A true sign that the Winter Meetings are snoozeville: we’re already seeing January BSOHL stories. Case in point, Buster Posey, who is lifting weights and stuff:
When the Giants training staff checked in with Buster Posey recently, the former National League MVP had a goal in mind.
“He’s trying to get a little stronger in the lower half,” trainer Dave Groeschner said Monday, the first day of the annual Winter Meetings. Near the end of a disappointing second half of last season, Posey said he would do additional strength training this offseason so that he might “feel good all year.”
Because it was never, ever a priority for him to feel good all year in the past. Like, in 2012, Posey said he wanted to feel good until, say, August, then let himself slide slowly into exhaustion. Let’s not even talk about his rookie year when his clearly stated goal was to “totally hit a wall in July,” after which he would need orthopedic shoes.
So, there we have it: “professional athlete working out to keep himself in top physical condition” news at a time when we’re supposed to be talking about trades and signings and things.
Cubs manager Joe Maddon was once again ejected from an NLCS game, this time in Game 4.

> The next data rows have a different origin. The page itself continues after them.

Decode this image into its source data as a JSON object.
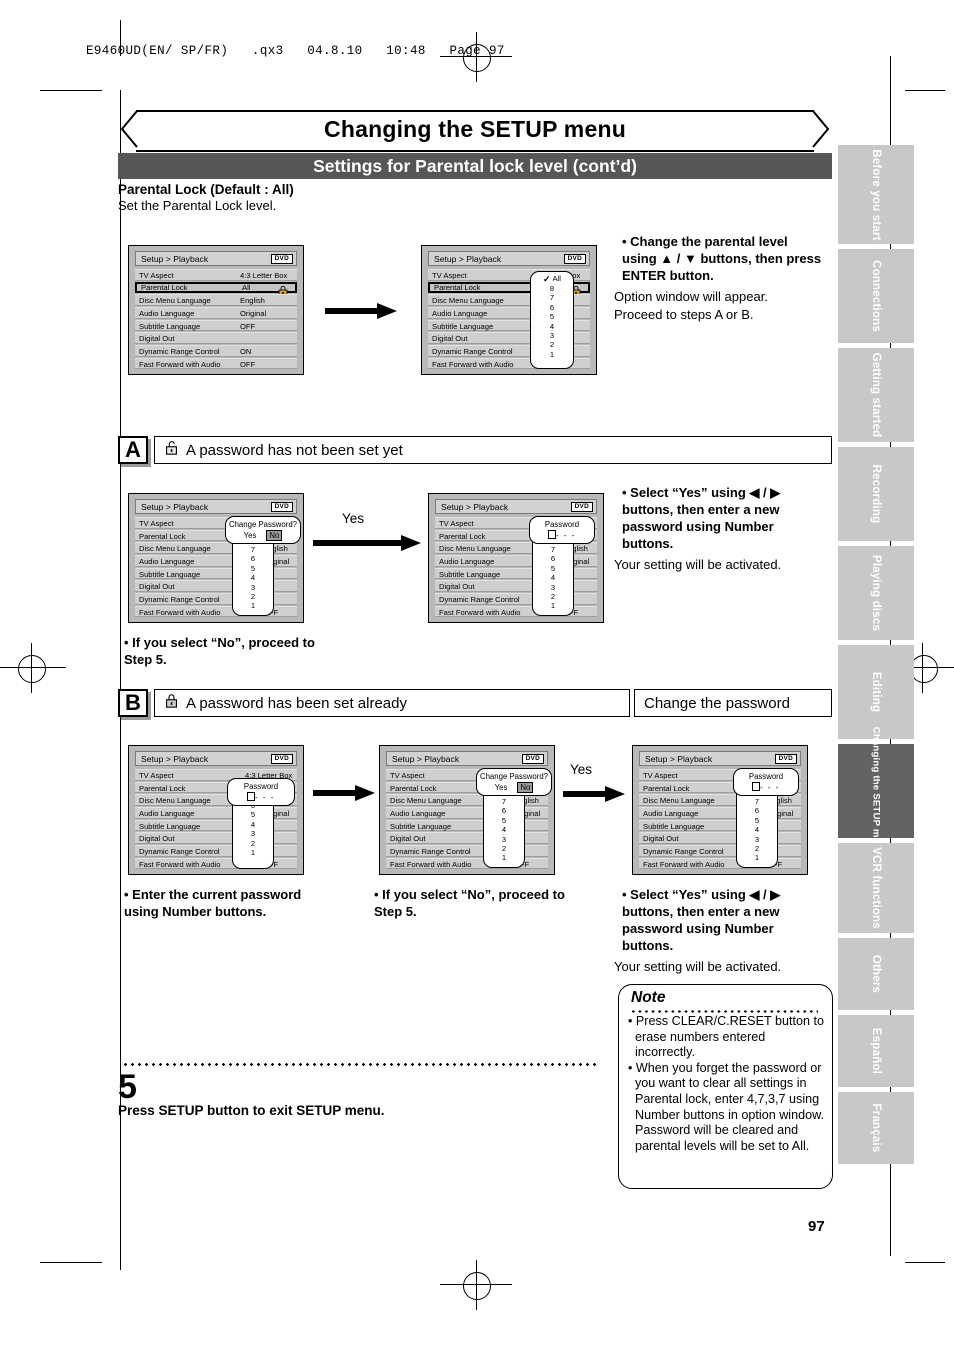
{
  "print_header": "E9460UD(EN/ SP/FR)   .qx3   04.8.10   10:48   Page 97",
  "title": "Changing the SETUP menu",
  "subtitle": "Settings for Parental lock level (cont’d)",
  "section_heading": "Parental Lock (Default : All)",
  "section_sub": "Set the Parental Lock level.",
  "page_number": "97",
  "menu": {
    "title": "Setup > Playback",
    "disc_badge": "DVD",
    "rows": [
      {
        "label": "TV Aspect",
        "value": "4:3 Letter Box"
      },
      {
        "label": "Parental Lock",
        "value": "All"
      },
      {
        "label": "Disc Menu Language",
        "value": "English"
      },
      {
        "label": "Audio Language",
        "value": "Original"
      },
      {
        "label": "Subtitle Language",
        "value": "OFF"
      },
      {
        "label": "Digital Out",
        "value": ""
      },
      {
        "label": "Dynamic Range Control",
        "value": "ON"
      },
      {
        "label": "Fast Forward with Audio",
        "value": "OFF"
      }
    ],
    "levels": [
      "All",
      "8",
      "7",
      "6",
      "5",
      "4",
      "3",
      "2",
      "1"
    ],
    "checked_level": "All",
    "dialog_change_password": {
      "title": "Change Password?",
      "yes": "Yes",
      "no": "No",
      "selected": "No"
    },
    "dialog_password": {
      "title": "Password",
      "value": "- - -"
    }
  },
  "step4": {
    "bullet_bold": "• Change the parental level using ▲ / ▼ buttons, then press ENTER button.",
    "line1": "Option window will appear.",
    "line2": "Proceed to steps A or B."
  },
  "section_a": {
    "letter": "A",
    "heading": "A password has not been set yet",
    "arrow_label": "Yes",
    "right_bullet": "• Select “Yes” using ◀ / ▶ buttons, then enter a new password using Number buttons.",
    "right_plain": "Your setting will be activated.",
    "left_note": "• If you select “No”, proceed to Step 5."
  },
  "section_b": {
    "letter": "B",
    "heading": "A password has been set already",
    "heading2": "Change the password",
    "arrow_label": "Yes",
    "caption1": "•  Enter the current password using Number buttons.",
    "caption2": "• If you select “No”, proceed to Step 5.",
    "caption3_bold": "• Select “Yes” using ◀ / ▶ buttons, then enter a new password using Number buttons.",
    "caption3_plain": "Your setting will be activated."
  },
  "step5": {
    "number": "5",
    "text": "Press SETUP button to exit SETUP menu."
  },
  "note": {
    "title": "Note",
    "items": [
      "• Press CLEAR/C.RESET button to erase numbers entered incorrectly.",
      "• When you forget the password or you want to clear all settings in Parental lock, enter 4,7,3,7 using Number buttons in option window. Password will be cleared and parental levels will be set to All."
    ]
  },
  "sidebar": {
    "tabs": [
      {
        "label": "Before you start",
        "active": false
      },
      {
        "label": "Connections",
        "active": false
      },
      {
        "label": "Getting started",
        "active": false
      },
      {
        "label": "Recording",
        "active": false
      },
      {
        "label": "Playing discs",
        "active": false
      },
      {
        "label": "Editing",
        "active": false
      },
      {
        "label": "Changing the SETUP menu",
        "active": true
      },
      {
        "label": "VCR functions",
        "active": false
      },
      {
        "label": "Others",
        "active": false
      },
      {
        "label": "Español",
        "active": false
      },
      {
        "label": "Français",
        "active": false
      }
    ]
  }
}
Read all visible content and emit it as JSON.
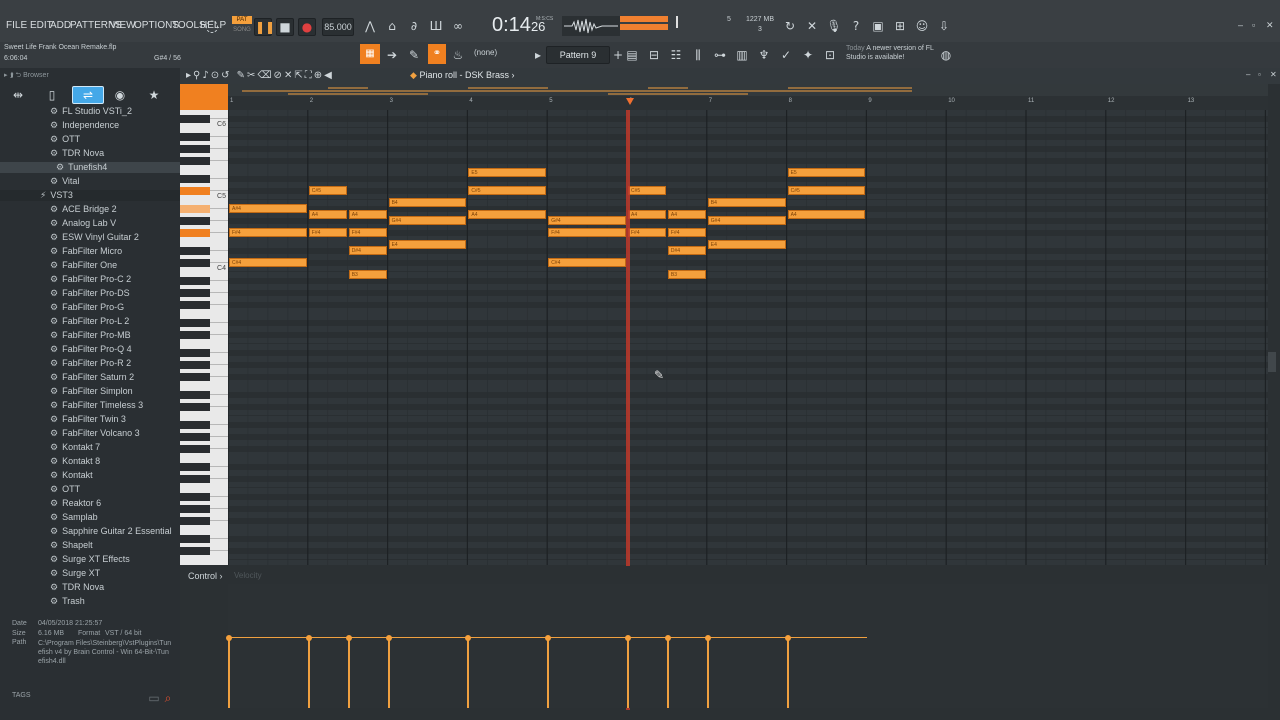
{
  "menu": [
    "FILE",
    "EDIT",
    "ADD",
    "PATTERNS",
    "VIEW",
    "OPTIONS",
    "TOOLS",
    "HELP"
  ],
  "project": {
    "file": "Sweet Life Frank Ocean Remake.flp",
    "time": "6:06:04"
  },
  "transport": {
    "mode_pat": "PAT",
    "mode_song": "SONG",
    "tempo": "85.000",
    "time": "0:14",
    "time_small": "26",
    "time_unit": "M:S:CS",
    "cpu": "5",
    "ram": "1227 MB",
    "ram2": "3"
  },
  "hint": {
    "note": "G#4 / 56"
  },
  "toolbar": {
    "snap": "(none)",
    "pattern": "Pattern 9",
    "news_date": "Today",
    "news_text": "A newer version of FL Studio is available!"
  },
  "browser": {
    "title": "Browser",
    "items": [
      {
        "label": "FL Studio VSTi_2",
        "type": "plugin"
      },
      {
        "label": "Independence",
        "type": "plugin"
      },
      {
        "label": "OTT",
        "type": "plugin"
      },
      {
        "label": "TDR Nova",
        "type": "plugin"
      },
      {
        "label": "Tunefish4",
        "type": "plugin",
        "selected": true
      },
      {
        "label": "Vital",
        "type": "plugin"
      },
      {
        "label": "VST3",
        "type": "folder"
      },
      {
        "label": "ACE Bridge 2",
        "type": "plugin"
      },
      {
        "label": "Analog Lab V",
        "type": "plugin"
      },
      {
        "label": "ESW Vinyl Guitar 2",
        "type": "plugin"
      },
      {
        "label": "FabFilter Micro",
        "type": "plugin"
      },
      {
        "label": "FabFilter One",
        "type": "plugin"
      },
      {
        "label": "FabFilter Pro-C 2",
        "type": "plugin"
      },
      {
        "label": "FabFilter Pro-DS",
        "type": "plugin"
      },
      {
        "label": "FabFilter Pro-G",
        "type": "plugin"
      },
      {
        "label": "FabFilter Pro-L 2",
        "type": "plugin"
      },
      {
        "label": "FabFilter Pro-MB",
        "type": "plugin"
      },
      {
        "label": "FabFilter Pro-Q 4",
        "type": "plugin"
      },
      {
        "label": "FabFilter Pro-R 2",
        "type": "plugin"
      },
      {
        "label": "FabFilter Saturn 2",
        "type": "plugin"
      },
      {
        "label": "FabFilter Simplon",
        "type": "plugin"
      },
      {
        "label": "FabFilter Timeless 3",
        "type": "plugin"
      },
      {
        "label": "FabFilter Twin 3",
        "type": "plugin"
      },
      {
        "label": "FabFilter Volcano 3",
        "type": "plugin"
      },
      {
        "label": "Kontakt 7",
        "type": "plugin"
      },
      {
        "label": "Kontakt 8",
        "type": "plugin"
      },
      {
        "label": "Kontakt",
        "type": "plugin"
      },
      {
        "label": "OTT",
        "type": "plugin"
      },
      {
        "label": "Reaktor 6",
        "type": "plugin"
      },
      {
        "label": "Samplab",
        "type": "plugin"
      },
      {
        "label": "Sapphire Guitar 2 Essential",
        "type": "plugin"
      },
      {
        "label": "Shapelt",
        "type": "plugin"
      },
      {
        "label": "Surge XT Effects",
        "type": "plugin"
      },
      {
        "label": "Surge XT",
        "type": "plugin"
      },
      {
        "label": "TDR Nova",
        "type": "plugin"
      },
      {
        "label": "Trash",
        "type": "plugin"
      }
    ]
  },
  "info": {
    "date_label": "Date",
    "date": "04/05/2018 21:25:57",
    "size_label": "Size",
    "size": "6.16 MB",
    "format_label": "Format",
    "format": "VST / 64 bit",
    "path_label": "Path",
    "path": "C:\\Program Files\\Steinberg\\VstPlugins\\Tunefish v4 by Brain Control - Win 64-Bit-\\Tunefish4.dll",
    "tags": "TAGS"
  },
  "pianoroll": {
    "title": "Piano roll - DSK Brass",
    "bars": [
      "1",
      "2",
      "3",
      "4",
      "5",
      "6",
      "7",
      "8",
      "9",
      "10",
      "11",
      "12",
      "13"
    ],
    "octave_labels": [
      "C6",
      "C5",
      "C4"
    ],
    "control_label": "Control",
    "control_target": "Velocity",
    "notes": [
      {
        "pitch": "A#4",
        "start": 1,
        "len": 1
      },
      {
        "pitch": "F#4",
        "start": 1,
        "len": 1
      },
      {
        "pitch": "C#4",
        "start": 1,
        "len": 1
      },
      {
        "pitch": "C#5",
        "start": 2,
        "len": 0.5
      },
      {
        "pitch": "A4",
        "start": 2,
        "len": 0.5
      },
      {
        "pitch": "F#4",
        "start": 2,
        "len": 0.5
      },
      {
        "pitch": "A4",
        "start": 2.5,
        "len": 0.5
      },
      {
        "pitch": "F#4",
        "start": 2.5,
        "len": 0.5
      },
      {
        "pitch": "D#4",
        "start": 2.5,
        "len": 0.5
      },
      {
        "pitch": "B3",
        "start": 2.5,
        "len": 0.5
      },
      {
        "pitch": "B4",
        "start": 3,
        "len": 1
      },
      {
        "pitch": "G#4",
        "start": 3,
        "len": 1
      },
      {
        "pitch": "E4",
        "start": 3,
        "len": 1
      },
      {
        "pitch": "E5",
        "start": 4,
        "len": 1
      },
      {
        "pitch": "C#5",
        "start": 4,
        "len": 1
      },
      {
        "pitch": "A4",
        "start": 4,
        "len": 1
      },
      {
        "pitch": "G#4",
        "start": 5,
        "len": 1
      },
      {
        "pitch": "F#4",
        "start": 5,
        "len": 1
      },
      {
        "pitch": "C#4",
        "start": 5,
        "len": 1
      },
      {
        "pitch": "C#5",
        "start": 6,
        "len": 0.5
      },
      {
        "pitch": "A4",
        "start": 6,
        "len": 0.5
      },
      {
        "pitch": "F#4",
        "start": 6,
        "len": 0.5
      },
      {
        "pitch": "A4",
        "start": 6.5,
        "len": 0.5
      },
      {
        "pitch": "F#4",
        "start": 6.5,
        "len": 0.5
      },
      {
        "pitch": "D#4",
        "start": 6.5,
        "len": 0.5
      },
      {
        "pitch": "B3",
        "start": 6.5,
        "len": 0.5
      },
      {
        "pitch": "B4",
        "start": 7,
        "len": 1
      },
      {
        "pitch": "G#4",
        "start": 7,
        "len": 1
      },
      {
        "pitch": "E4",
        "start": 7,
        "len": 1
      },
      {
        "pitch": "E5",
        "start": 8,
        "len": 1
      },
      {
        "pitch": "C#5",
        "start": 8,
        "len": 1
      },
      {
        "pitch": "A4",
        "start": 8,
        "len": 1
      }
    ],
    "playhead_bar": 6
  }
}
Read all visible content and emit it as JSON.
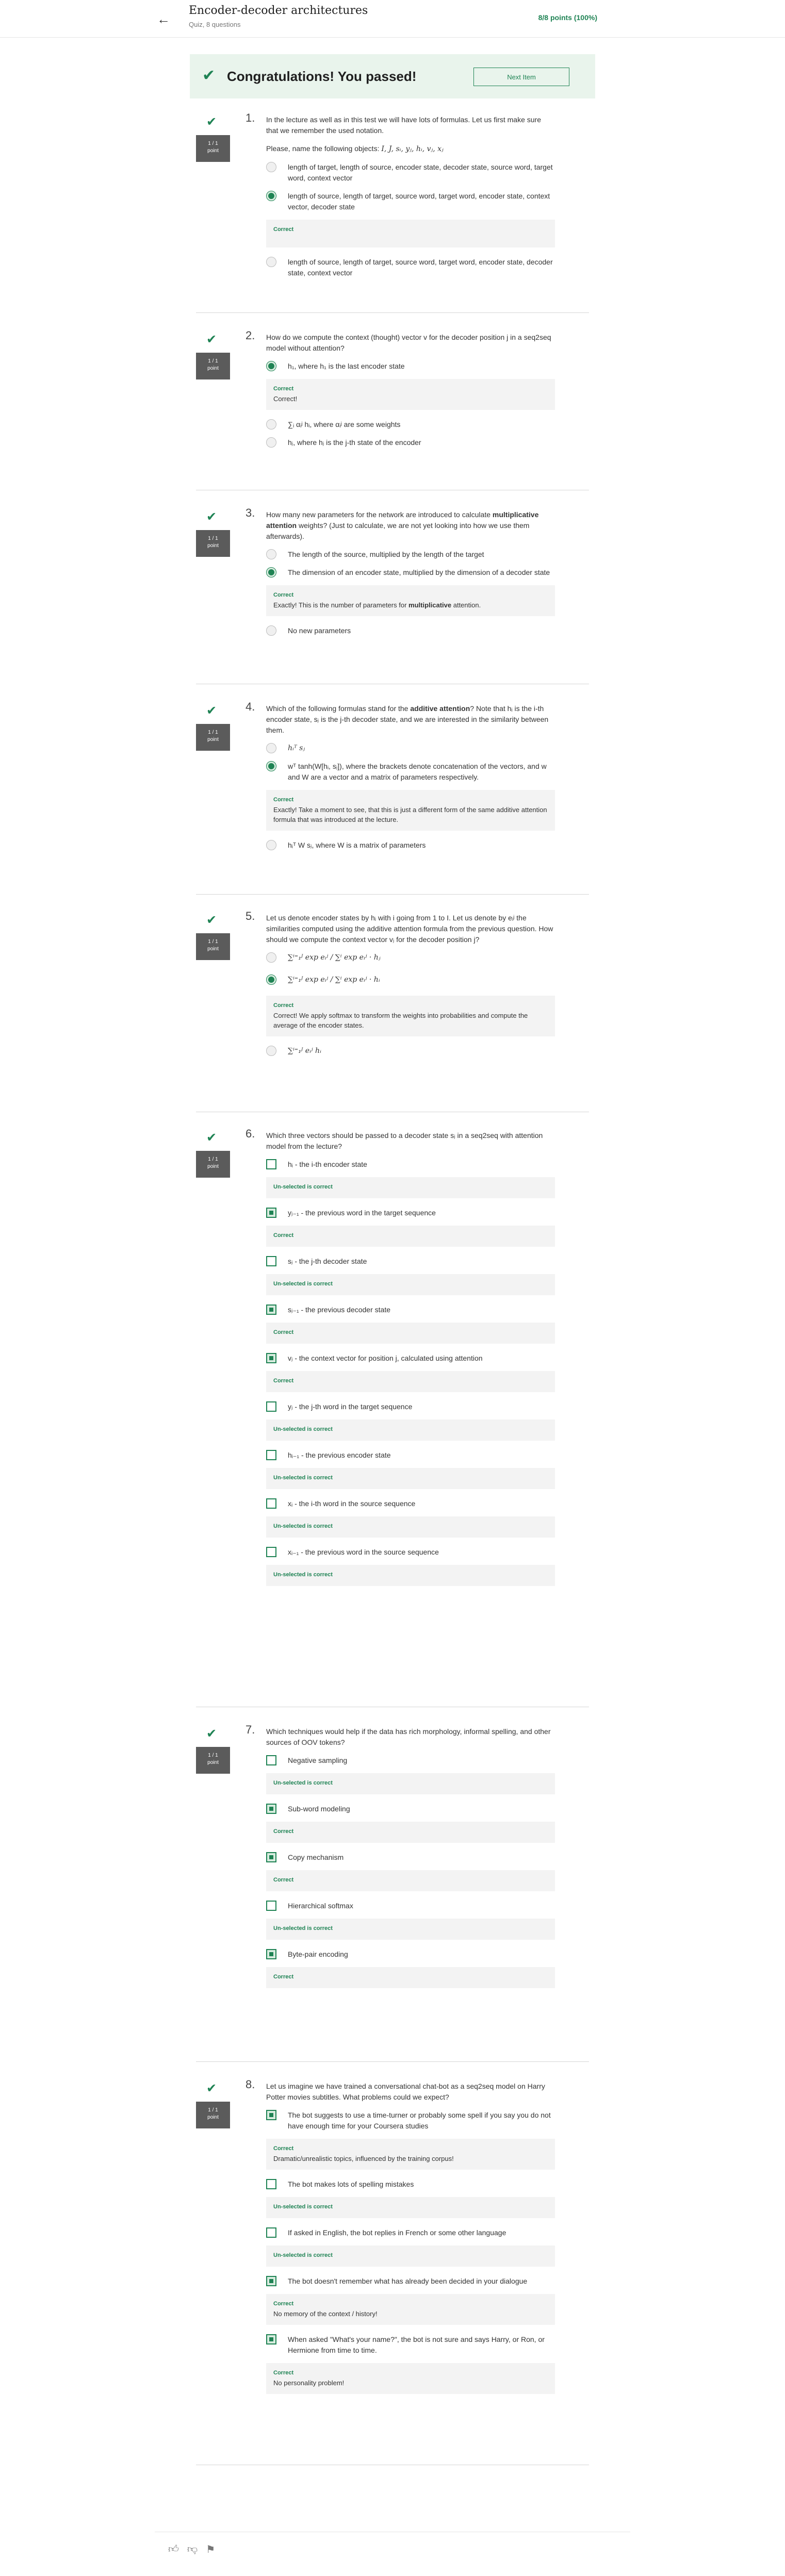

In the top of the eighth inning, closer Wade Davis found himself in a bit of a pickle. He gave up a leadoff home run to Justin Turner, cutting the Cubs’ lead to 3-2. Davis then walked Yasiel Puig. He was able to get Andre Ethier to pop up, bringing up Curtis Granderson. Granderson worked the count 2-2, then fouled off a pitch. And then he appeared to swing through a curve that bounced in the dirt. Catcher Willson Contreras applied the tag for the out, but Granderson argued to home plate umpire Jim Wolf that he made slight contact with the ball, so it was a foul ball.
Wolf conferred with the other umpires. After a brief delay, the strikeout was overturned and Granderson was given new life in the batter’s box. Only… replays showed that Wolf got it right the first time.
Understandably, Maddon was livid. On the broadcast, one could see Maddon gesturing to the umpires to look at the replay on the video board behind the stands in left field. The argument fell on deaf ears and he was ejected. Thankfully for the Cubs, justice prevailed and Davis struck out Granderson on the next pitch.
It’ll be interesting to see if Maddon makes any political comparisons after the game. He likened the slide rule, the impetus behind his Game 1 ejection, to the soda tax.